▸ WHAT YOU WILL DO: The required answer is a copy of each line in the entries below that includes "selected".

▸ GIVEN INFORMATION:
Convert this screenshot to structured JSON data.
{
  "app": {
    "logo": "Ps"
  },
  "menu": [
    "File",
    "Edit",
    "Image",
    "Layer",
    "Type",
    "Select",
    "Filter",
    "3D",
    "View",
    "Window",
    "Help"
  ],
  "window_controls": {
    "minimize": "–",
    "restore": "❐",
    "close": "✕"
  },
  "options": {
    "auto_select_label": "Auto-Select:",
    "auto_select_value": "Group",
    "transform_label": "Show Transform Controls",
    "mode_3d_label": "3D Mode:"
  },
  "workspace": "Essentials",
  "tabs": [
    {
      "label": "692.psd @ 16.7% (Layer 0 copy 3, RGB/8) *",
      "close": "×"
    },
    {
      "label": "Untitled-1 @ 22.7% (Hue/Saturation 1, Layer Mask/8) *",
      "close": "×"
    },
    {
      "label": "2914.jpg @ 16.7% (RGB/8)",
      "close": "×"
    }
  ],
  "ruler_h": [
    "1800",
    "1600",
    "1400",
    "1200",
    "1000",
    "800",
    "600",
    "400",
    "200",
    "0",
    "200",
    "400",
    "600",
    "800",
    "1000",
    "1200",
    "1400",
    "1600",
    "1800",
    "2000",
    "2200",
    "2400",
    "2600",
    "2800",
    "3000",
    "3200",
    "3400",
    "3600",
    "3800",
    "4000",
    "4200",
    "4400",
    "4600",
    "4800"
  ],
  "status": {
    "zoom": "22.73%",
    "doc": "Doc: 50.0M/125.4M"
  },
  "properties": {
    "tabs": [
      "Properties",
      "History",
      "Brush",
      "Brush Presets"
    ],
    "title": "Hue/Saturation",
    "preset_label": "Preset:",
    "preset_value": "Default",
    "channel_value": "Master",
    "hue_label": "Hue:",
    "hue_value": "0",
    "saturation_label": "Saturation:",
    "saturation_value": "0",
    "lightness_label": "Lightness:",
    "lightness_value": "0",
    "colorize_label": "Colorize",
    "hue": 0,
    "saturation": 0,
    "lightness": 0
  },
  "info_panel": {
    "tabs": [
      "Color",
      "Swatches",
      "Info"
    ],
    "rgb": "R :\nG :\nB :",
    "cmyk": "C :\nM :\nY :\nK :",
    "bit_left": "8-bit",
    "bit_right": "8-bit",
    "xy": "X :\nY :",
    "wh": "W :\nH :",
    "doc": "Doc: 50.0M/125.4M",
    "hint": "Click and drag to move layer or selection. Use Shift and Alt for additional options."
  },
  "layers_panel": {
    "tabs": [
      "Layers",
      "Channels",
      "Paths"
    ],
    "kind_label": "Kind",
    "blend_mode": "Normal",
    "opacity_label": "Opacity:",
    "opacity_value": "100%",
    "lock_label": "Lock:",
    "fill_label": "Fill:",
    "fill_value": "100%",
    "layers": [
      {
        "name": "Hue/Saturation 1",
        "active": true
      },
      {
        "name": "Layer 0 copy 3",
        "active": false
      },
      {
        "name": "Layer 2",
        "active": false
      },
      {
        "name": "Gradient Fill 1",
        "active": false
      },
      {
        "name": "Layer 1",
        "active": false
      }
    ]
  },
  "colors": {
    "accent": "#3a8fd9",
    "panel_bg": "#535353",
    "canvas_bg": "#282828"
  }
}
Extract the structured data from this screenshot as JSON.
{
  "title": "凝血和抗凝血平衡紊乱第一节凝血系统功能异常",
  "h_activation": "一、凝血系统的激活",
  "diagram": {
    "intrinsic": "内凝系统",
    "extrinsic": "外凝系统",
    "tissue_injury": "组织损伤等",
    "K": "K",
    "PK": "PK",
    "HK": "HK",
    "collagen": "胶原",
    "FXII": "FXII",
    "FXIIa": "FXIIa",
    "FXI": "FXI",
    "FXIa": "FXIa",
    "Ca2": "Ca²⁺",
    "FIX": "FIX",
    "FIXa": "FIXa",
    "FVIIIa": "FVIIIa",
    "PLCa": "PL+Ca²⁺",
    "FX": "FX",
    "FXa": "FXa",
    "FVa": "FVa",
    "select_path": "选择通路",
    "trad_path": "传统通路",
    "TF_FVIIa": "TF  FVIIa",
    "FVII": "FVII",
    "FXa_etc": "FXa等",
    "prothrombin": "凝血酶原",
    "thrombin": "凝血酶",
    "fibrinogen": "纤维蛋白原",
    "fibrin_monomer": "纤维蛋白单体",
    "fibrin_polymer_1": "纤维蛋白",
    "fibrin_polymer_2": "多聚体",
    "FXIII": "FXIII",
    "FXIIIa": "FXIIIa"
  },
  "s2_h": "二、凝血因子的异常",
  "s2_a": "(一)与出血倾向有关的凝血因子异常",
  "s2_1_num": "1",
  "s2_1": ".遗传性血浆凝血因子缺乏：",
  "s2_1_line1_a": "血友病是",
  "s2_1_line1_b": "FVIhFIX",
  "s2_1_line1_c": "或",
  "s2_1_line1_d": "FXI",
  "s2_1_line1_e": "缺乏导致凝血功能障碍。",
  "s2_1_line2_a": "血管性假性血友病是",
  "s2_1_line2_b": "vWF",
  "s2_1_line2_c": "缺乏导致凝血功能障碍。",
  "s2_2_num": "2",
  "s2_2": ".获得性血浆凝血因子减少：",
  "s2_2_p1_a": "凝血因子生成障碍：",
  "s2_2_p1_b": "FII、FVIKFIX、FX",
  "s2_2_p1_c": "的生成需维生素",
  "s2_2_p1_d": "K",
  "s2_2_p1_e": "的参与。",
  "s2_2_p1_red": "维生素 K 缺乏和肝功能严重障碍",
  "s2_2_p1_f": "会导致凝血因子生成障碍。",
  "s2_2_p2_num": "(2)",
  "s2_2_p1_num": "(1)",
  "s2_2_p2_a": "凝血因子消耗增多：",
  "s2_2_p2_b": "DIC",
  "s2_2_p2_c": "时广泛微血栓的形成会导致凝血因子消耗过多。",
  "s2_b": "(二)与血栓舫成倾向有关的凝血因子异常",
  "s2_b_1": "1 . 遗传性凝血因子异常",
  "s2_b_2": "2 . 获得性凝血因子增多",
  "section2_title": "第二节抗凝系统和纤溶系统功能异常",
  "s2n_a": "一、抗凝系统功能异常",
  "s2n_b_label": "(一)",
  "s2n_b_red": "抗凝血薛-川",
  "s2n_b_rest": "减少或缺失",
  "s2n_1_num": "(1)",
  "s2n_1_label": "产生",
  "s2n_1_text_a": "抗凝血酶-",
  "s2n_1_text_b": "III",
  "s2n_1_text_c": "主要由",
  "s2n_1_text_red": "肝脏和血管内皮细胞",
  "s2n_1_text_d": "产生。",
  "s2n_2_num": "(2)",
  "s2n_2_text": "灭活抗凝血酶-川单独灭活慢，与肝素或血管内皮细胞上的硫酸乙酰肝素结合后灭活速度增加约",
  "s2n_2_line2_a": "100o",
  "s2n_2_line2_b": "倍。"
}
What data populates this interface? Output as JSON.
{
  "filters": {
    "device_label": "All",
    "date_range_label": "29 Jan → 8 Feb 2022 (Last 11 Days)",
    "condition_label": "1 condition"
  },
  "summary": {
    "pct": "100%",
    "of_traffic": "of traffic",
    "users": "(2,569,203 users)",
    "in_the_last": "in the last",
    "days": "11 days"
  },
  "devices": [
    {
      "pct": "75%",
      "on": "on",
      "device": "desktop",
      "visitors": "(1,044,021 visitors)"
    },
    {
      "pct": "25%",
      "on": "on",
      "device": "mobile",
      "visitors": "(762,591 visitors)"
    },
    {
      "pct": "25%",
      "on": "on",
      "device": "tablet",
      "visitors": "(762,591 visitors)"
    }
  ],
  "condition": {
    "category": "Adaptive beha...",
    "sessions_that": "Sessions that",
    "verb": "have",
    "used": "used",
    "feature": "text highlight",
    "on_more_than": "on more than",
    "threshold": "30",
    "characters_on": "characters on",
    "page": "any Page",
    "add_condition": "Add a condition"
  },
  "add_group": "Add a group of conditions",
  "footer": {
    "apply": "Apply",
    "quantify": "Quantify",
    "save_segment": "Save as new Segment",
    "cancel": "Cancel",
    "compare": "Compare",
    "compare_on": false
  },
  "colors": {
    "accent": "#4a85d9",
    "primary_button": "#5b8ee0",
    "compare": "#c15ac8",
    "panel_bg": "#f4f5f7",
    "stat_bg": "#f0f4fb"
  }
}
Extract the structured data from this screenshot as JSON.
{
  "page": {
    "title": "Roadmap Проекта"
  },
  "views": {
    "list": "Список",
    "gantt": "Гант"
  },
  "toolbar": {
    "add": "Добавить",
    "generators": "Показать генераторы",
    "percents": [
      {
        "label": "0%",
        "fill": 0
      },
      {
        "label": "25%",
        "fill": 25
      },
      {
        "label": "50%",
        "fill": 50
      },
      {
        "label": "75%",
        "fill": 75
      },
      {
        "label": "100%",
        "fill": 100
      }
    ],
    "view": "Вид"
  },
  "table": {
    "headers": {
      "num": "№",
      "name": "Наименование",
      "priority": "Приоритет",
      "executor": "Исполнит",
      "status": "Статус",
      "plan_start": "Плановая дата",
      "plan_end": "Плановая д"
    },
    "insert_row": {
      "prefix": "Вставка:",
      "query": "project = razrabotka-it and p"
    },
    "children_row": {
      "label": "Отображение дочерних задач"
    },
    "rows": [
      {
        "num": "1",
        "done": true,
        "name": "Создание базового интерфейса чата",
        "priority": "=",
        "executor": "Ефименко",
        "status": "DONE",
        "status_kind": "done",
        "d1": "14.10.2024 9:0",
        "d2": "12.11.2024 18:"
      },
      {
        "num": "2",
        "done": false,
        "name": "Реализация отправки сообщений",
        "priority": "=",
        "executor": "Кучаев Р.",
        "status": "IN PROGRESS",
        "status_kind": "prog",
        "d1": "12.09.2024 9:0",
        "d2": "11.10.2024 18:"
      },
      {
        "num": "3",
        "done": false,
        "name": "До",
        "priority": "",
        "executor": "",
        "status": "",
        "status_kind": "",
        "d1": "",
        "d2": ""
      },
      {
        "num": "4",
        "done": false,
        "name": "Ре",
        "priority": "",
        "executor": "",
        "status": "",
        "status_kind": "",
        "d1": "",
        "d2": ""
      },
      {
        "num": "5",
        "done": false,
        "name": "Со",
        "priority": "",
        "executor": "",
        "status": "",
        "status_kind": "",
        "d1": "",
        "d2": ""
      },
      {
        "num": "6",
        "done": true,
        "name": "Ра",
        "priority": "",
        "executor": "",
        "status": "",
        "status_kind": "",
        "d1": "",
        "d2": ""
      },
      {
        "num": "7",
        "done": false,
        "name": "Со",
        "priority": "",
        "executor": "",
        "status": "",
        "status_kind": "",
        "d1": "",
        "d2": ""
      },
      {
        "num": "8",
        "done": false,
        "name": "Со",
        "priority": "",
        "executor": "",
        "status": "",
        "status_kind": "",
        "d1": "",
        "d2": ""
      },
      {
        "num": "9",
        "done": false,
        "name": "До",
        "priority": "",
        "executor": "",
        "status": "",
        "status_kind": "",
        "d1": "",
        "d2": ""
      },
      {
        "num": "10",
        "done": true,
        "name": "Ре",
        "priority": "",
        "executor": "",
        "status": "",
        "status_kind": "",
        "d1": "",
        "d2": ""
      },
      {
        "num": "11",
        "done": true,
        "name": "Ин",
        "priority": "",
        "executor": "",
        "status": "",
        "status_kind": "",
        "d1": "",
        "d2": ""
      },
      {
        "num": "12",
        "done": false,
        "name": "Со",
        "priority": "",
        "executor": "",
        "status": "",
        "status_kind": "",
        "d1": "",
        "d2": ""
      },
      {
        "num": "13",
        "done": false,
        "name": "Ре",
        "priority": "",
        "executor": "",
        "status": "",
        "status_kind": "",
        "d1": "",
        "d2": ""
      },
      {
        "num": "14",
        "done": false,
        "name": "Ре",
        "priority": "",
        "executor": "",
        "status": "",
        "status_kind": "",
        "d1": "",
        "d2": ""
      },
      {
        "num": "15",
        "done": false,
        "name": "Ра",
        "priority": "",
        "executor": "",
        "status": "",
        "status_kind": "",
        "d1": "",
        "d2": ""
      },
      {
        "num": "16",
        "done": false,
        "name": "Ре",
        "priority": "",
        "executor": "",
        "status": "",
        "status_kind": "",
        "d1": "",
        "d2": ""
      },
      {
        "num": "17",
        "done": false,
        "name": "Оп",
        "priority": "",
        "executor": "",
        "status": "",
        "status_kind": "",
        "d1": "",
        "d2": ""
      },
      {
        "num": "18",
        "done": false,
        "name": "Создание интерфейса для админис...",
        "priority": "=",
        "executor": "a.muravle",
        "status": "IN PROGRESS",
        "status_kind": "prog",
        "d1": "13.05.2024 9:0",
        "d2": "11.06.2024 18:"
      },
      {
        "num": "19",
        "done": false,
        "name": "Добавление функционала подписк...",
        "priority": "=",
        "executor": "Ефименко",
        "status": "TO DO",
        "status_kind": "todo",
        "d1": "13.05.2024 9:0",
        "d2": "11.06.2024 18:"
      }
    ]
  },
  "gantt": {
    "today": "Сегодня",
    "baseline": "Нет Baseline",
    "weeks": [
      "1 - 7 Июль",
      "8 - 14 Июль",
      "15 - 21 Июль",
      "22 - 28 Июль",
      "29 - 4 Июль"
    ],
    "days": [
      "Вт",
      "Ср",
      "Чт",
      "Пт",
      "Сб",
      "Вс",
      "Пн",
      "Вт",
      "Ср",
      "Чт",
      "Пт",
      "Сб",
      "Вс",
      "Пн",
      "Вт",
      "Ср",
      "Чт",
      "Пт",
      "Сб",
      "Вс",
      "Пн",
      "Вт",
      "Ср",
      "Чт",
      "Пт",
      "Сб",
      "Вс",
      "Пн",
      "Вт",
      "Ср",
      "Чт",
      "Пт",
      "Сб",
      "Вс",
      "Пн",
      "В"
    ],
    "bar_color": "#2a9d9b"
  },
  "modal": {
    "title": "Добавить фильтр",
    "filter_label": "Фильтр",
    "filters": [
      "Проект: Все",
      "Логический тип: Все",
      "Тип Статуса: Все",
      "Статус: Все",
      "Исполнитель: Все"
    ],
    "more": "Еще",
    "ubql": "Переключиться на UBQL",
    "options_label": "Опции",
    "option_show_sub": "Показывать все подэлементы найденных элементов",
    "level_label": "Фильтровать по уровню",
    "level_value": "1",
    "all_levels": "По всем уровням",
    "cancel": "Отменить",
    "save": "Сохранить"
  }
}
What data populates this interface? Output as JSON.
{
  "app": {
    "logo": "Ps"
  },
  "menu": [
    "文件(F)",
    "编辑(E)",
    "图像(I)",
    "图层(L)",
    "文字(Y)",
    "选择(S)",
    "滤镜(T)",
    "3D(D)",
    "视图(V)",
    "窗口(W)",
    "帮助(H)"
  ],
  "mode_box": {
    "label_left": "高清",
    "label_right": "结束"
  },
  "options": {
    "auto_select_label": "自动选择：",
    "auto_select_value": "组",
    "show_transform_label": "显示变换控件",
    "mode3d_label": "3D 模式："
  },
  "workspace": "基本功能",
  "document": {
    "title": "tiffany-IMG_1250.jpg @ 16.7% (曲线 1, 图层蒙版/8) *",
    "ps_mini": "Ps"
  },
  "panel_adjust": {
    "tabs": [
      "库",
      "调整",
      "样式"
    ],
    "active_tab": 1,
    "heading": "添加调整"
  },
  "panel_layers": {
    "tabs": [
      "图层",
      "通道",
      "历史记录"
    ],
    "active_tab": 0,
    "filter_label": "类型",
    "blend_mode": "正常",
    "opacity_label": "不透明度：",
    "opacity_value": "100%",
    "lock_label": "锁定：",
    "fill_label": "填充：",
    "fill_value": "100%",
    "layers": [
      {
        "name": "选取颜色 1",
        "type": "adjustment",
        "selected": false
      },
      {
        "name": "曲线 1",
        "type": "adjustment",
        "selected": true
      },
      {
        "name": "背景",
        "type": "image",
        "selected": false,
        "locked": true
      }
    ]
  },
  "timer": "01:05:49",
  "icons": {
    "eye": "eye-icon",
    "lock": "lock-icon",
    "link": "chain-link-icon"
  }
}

▸ ANSWER AREA:
        "selected": false
        "selected": true
        "selected": false,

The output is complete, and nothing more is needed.